Advanced Computing in the Age of AI | Tuesday, April 16, 2024

MasterCard Translates Card Swipes to Consumer Know-How 

As the digital marketplace explodes Andy Mantis, group head of Business Solutions for MasterCard Advisors, says that retailers must work harder than ever to stake its claim to an ever-shrinking world of e-commerce. But as MasterCard shared at the recent World Retail Congress Asia Pacific 2013, they’re hard at work to translate billions of credit card swipes into meaningful information that can drive a retailer’s business.

“One of our key strengths at MasterCard is our 360-degree view of consumer spending across channels.” And as Mantis explains in the video below, this opens the door for retailers to paint a complete picture of consumer and competitor activity.

At the core of this image are 160 million transactions that MasterCard records and collects from its customers every hour of the day.

“The key is taking (those data) and turning it into micro and macro views.” Being able to apply that in a way that’s meaningful for our merchant consumers really is how you break big data down into small chunks.

Mantis says that MasterCard’s goal is to spot hidden opportunities for retailers through this information to let the retailer know what’s happening within their store as well as the behavior of the consumers when they’re outside.

For most companies, this means taking a look into websites and mobile apps as well as customer behavior when they’re in a brick and mortar store.

This means that companies can better make decisions about where to find their customers, or where best to open up a new store.

“A large homegoods provider that was part of a coalition loyalty program really thought they had a significant share of their existing customer spend,” Mantis says. “We work with them to identify the overall opportunity—again, taking that view of customer spend outside their store, we spotted hundreds of millions of dollars of opportunity, worked with them to update the way they understood their customers and marketed to them, and at the end of the day their returns were staggering.”

In another example, Mantis described a global specialty apparel retailer that was looking to make the jump from outlet stores to smaller shops within mainstream shopping malls to expand. Through analysis of spend data, Mantis says that MasterCard helped them to identify malls where they ideal customers shop to help them plan this transition.
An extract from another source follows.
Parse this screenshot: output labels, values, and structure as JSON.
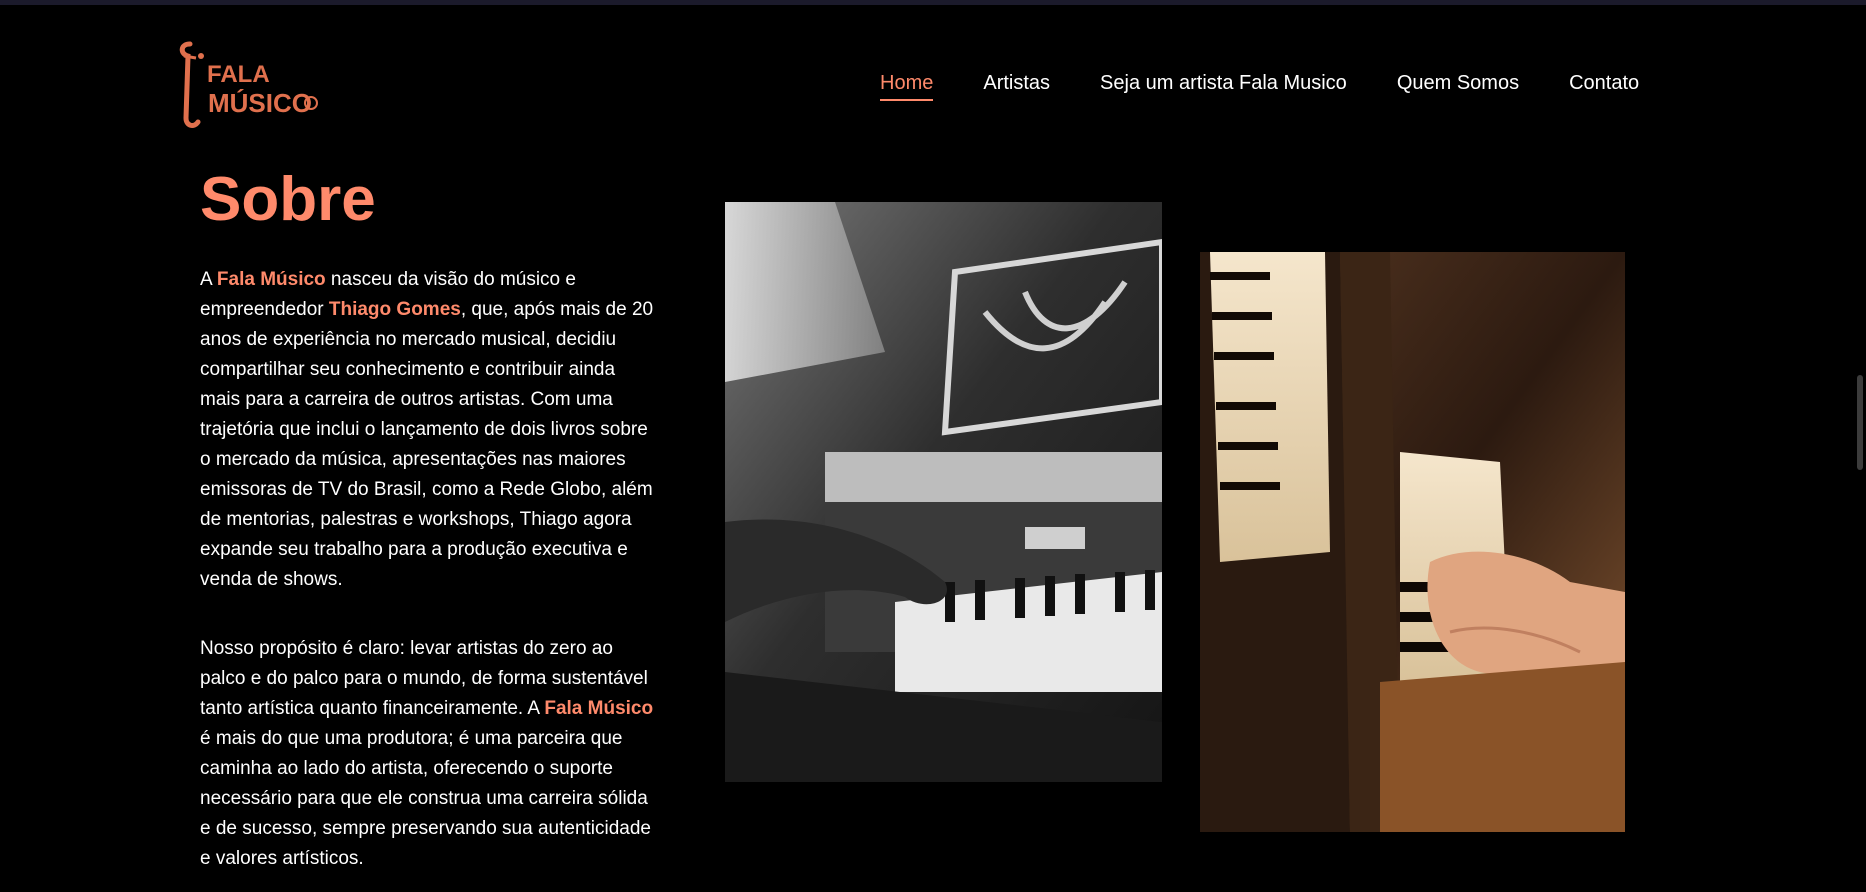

But as Mantis notes, to MasterCard, big data does not equal big brother, meaning despite the amount of personal information that retailers are now looking to tap, the information remains anonymous.